As I ripped lathe after lathe down from the ceiling in our basement, cleaning a sixteen-inch wide strip running the width of the house for our new AC central trunk, I found myself humming the Police’s “Demolition Man” for the first and probably last time. I wasn’t singing it, because my face mask wouldn’t let me open my mouth wide enough.
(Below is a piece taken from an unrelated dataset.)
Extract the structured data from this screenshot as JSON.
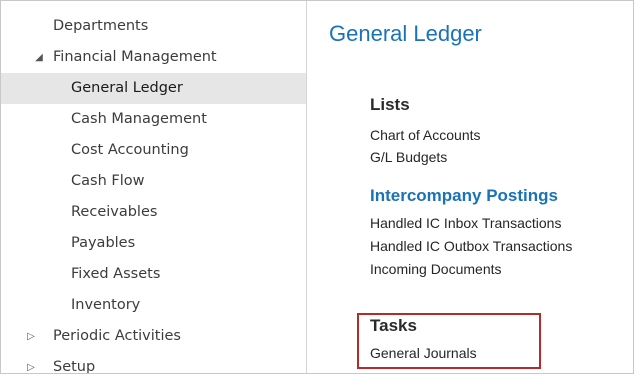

We have probably found the only HVAC contractor in the world who doesn’t like to do demolition, and the result was a merry two hours figuring out how to take part of a plaster ceiling down. The location for the trunk is planned to run alongside the interior partition wall in our basement that divides the utility and workshop/storage room from the library. Since the ceiling is finished throughout the basement, we had to take the plaster down to make room for the trunk. After much trial and error, we arrived on the following sequence of steps to clear out the plaster:
- Locate the nearest crack running along the outside edge of the cut (this was a remarkably good way to locate the “keys” running between the lathe, which was the right place to cut).
- Use a Sawzall with a demolition blade (brilliant on plaster, absolutely useless on lathe) to cut along the outside edge of the demo zone.
- Use a crowbar to break the plaster off until the end of the lathe, where it nails to the joist, comes into view.
- Go to town with the crowbar on the lathe, bringing down a shower of plaster and dust on everyone in reach.
(About the last point: cleanup is obviously a big challenge with a project like this. We used a dustpan and broom, and a new 12-gallon shop vac, promptly nicknamed Artoo, for the floor. For the workers, safety goggles, a hat, gloves, and a mask designated for drywall and insulation work. Plus a thorough vacuuming from head to foot and a shower when everything is done.)
At the end of this, my hat is off to all the other housebloggers who made plaster removal look easy. I was still picking grit out of my ears after the shower.